Would the owner of three 747 jumbo jets please report to the Kuala Lumpur International Airport, otherwise the vehicles will be towed, and auctioned off
It’s not unusual to leave something behind at an airport, but of all the things turning up at the lost and found counter, three Boeing jumbo jets has to be the strangest.
While a multi-national search for the missing Malaysian Airlines flight MH370 continues, the Malaysia Airports Holdings Bhd. placed an advertisement Monday in the nation’s best-selling English daily asking for the “untraceable” owner of three Boeing Co. 747-200F planes to come and collect them. The planes are parked at three separate bays at KLIA in Sepang, outside the Malaysian capital, the Star newspaper ad showed.

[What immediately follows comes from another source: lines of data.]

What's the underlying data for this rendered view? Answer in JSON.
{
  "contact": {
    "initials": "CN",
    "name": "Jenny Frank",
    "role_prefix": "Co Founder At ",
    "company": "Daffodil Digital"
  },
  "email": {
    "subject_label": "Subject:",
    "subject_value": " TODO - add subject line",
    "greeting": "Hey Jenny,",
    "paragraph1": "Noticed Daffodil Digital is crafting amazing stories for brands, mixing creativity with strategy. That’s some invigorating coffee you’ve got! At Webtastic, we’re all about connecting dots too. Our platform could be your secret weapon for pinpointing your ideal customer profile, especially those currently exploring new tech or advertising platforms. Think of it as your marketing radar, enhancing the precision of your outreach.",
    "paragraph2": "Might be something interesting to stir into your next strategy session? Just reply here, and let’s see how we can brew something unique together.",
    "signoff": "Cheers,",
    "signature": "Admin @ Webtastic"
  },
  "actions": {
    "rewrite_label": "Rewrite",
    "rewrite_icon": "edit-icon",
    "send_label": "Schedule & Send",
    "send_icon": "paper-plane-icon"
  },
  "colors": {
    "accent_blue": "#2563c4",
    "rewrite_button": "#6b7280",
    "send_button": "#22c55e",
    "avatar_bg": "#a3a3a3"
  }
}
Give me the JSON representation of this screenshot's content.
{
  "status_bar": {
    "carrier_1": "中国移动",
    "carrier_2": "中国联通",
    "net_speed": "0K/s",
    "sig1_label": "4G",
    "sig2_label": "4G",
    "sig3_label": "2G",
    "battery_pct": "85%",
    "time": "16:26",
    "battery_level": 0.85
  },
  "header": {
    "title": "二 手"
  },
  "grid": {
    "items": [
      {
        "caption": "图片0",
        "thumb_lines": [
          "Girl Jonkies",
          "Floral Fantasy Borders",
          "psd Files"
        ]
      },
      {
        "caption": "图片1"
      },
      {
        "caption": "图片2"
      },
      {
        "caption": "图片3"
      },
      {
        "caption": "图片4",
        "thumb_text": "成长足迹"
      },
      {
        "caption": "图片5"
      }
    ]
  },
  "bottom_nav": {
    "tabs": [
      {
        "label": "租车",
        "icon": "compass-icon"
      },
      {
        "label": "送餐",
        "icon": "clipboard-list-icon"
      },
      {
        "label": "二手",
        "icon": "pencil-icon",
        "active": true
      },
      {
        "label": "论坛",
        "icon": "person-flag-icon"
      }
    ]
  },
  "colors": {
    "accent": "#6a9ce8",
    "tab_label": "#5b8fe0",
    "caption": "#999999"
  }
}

“If you fail to collect the aircraft within 14 days of the date of this notice, we reserve the right to sell or otherwise dispose of the aircraft pursuant to the Civil Aviation Regulations 1996 and use the money raised to set off any expenses and debt due to us under the said regulations,” the notice read.
Out of production since 1991, even the youngest models from the -200F line would fetch only pennies on the dollar. A freighter from that year has a market value of about $13.1 million — and a 1978 version would be worth only about 1/10th that sum, according to prices compiled by aviation consultant Avitas.
That’s a reflection of the planes’ age as well as dwindling demand for four-engine jets and a slumping air-cargo market. A factory-fresh 747-8 freighter retails for $379.1 million before the discounts that are customary in the aerospace industry.
The three jumbos have been sitting on the KLIA tarmac for more than a year, said Zainol Mohd. Isa, the contact person listed in the ad. He declined to say how much in parking fees and other charges were owed to the air terminal.
“We have been in communication with the so-called owner, but they have not been responding to take away the aircraft. That’s why we go through this process to legalize whatever actions we want to take,” Zainol said by phone Tuesday. “We want to clear the area, we want to utilize our parking bay.”
Boeing didn’t reply to e-mails seeking comment. Giving notice by ads is a “common and reasonable step” in the debt- recovery process, Malaysia Airports said in a statement on its website Tuesday.
That’s especially true when the plane owner is a foreign company that’s no longer operating and “exhaustive steps undertaken to find a contact person have not been successful,” Malaysia Airports said. “This step is also a common process undertaken by airport operators all over the world when faced with such a situation.”
At least one of the jets was operated by the cargo unit of Malaysia Airlines, which leased the plane from Air Atlanta Icelandic, a Kopavogur, Iceland-based lessor providing planes along with crew, maintenance and insurance services, according to Planespotters.net. Air Atlanta Icelandic didn’t reply to an e-mail seeking comment.
Some of these aircraft from Air Atlanta Icelandic were on wet lease to MASkargo, but the contract expired in April 2010, MASkargo said in an e-mail Tuesday.
“We have no further involvement with those aircraft since then,” MASkargo said.